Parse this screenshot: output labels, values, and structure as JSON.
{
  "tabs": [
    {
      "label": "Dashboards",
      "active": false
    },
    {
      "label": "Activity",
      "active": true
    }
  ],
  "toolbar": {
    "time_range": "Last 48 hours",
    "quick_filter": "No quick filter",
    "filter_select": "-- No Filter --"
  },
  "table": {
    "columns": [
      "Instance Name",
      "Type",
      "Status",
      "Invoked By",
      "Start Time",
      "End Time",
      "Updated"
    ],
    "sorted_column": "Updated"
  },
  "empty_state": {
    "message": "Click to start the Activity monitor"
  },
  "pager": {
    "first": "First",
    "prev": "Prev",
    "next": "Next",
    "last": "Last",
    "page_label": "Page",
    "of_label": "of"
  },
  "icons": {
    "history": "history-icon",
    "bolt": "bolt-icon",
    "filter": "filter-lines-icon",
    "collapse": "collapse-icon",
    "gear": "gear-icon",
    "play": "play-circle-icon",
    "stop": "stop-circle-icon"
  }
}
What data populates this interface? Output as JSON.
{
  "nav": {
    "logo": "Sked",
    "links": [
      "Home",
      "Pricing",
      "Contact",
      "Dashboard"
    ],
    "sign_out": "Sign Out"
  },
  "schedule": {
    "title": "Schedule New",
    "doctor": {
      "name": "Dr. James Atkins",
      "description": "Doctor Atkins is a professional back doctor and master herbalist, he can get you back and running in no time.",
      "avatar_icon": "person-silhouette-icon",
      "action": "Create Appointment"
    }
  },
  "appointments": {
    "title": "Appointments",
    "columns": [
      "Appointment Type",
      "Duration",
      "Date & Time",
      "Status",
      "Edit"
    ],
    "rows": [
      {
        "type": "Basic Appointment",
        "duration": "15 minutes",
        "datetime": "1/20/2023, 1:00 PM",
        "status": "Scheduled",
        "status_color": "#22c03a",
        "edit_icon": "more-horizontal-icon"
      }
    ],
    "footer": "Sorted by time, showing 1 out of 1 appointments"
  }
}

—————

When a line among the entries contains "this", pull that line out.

• **Result of the task**
Parse this screenshot: output labels, values, and structure as JSON.
What data populates this interface? Output as JSON.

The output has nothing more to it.